10. A cabinet-kitchen, comprisinga stationary section having vertical side pieces, a swinging section adapted to close the same, a frame supported to swing on the vertical edge of one of said side pieces, and a stove supported by i said frame, said stationary section being provided interiorly above the stove with one or more series of revoluble shelves.

11. Acabinet-lritchen, comprising-a stationary section having vertical side pieces, a swing-- ing section adapted to close the same, a frame supported to swing on the vertical edge of one of said side pieces, and a stove supported by said frame, said stationary section being provided. interiorly above the stove with one or more series of revoluble shelves and suitable drawers.

12. A cabinet-kitchen, comprising a stationar y section having vertical side pieces, the upper portion of said section being provided. with shelves and receptacles, the lower portion having a compartment projecting in advance of the vertical side pieces, a swinging section adapted to close said stationary section and also having vertical side pieces and a top, the upper portion of said swinging section having shelves and receptacles and the lower portion thereof being left vacant to receive the projecting portion of the compartment at the lower end of the stationary section, when the swinging section of the cabinet is closed upon the stationary section thereof.

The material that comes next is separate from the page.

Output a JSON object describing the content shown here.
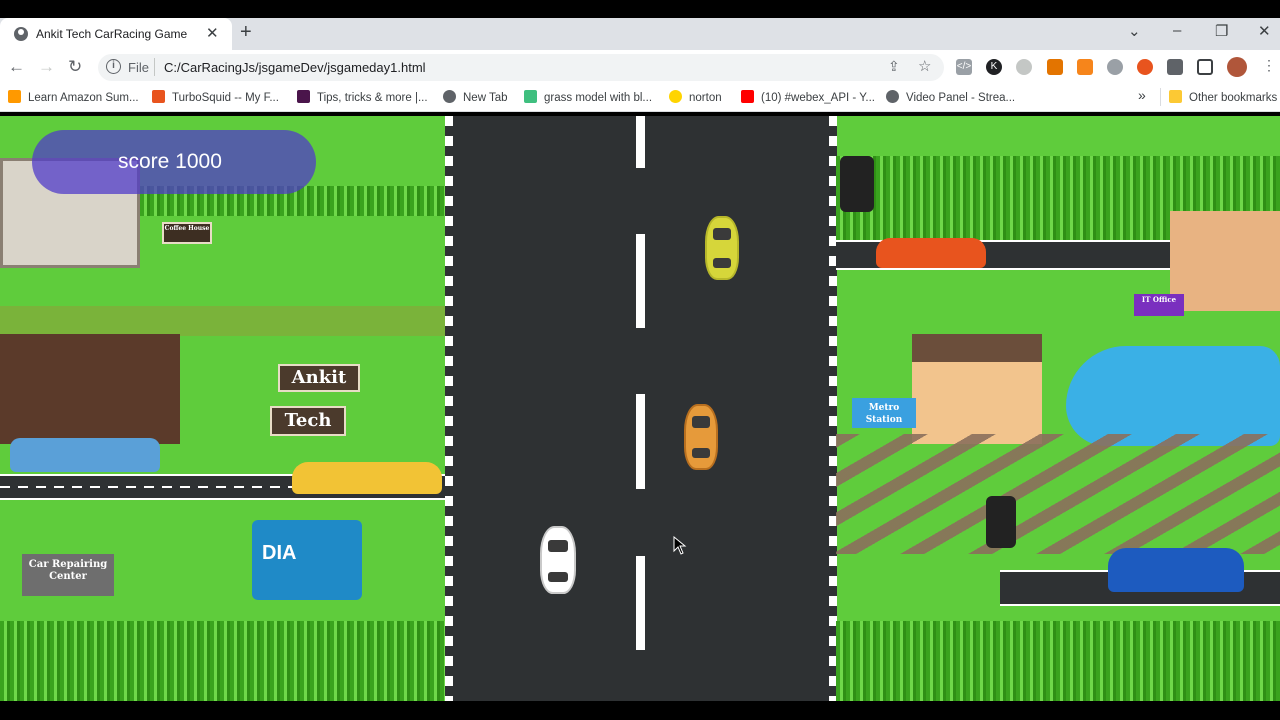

13. A cabinet-kitchen, coinprisii'ig a stationary section, and a swinging section, each section having vertical side pieces and a top, the stationary section having in its upper portion rotating shelves, fixed shelves, and receptacles and in its lower portion containing a workboard, a swinging stove, an oven, and a revoluble series of receptacles, the swinging portion of the cabinet being provided with shelves ICC and tilting bins and adapted to close upon the stationary section.

In testimony whereof I have signed my name to this specification in the presence of two subscribing witnesses.

CHARLES FOSTER PARKER.

- Witnesses:

FRANK M. KENNEDY, G. V. LANUM.

Referenced by
Citing PatentFiling datePublication dateApplicantTitle
US3915529 *Jul 23, 1973Oct 28, 1975Bernier Edgar RCompact field kitchen
US4569163 *Oct 3, 1983Feb 11, 1986Long Dennis LModular unit adapted for medical use
US4637177 *Oct 30, 1985Jan 20, 1987Long Dennis LModular unit adapted for office use
US6048044 *Jan 29, 1998Apr 11, 2000Herman Miller Inc.Collapsible workstation
US6053588 *Jul 22, 1995Apr 25, 2000Herman Miller, Inc.Workstation
Classifications
Cooperative ClassificationF25D2400/10, A47B31/02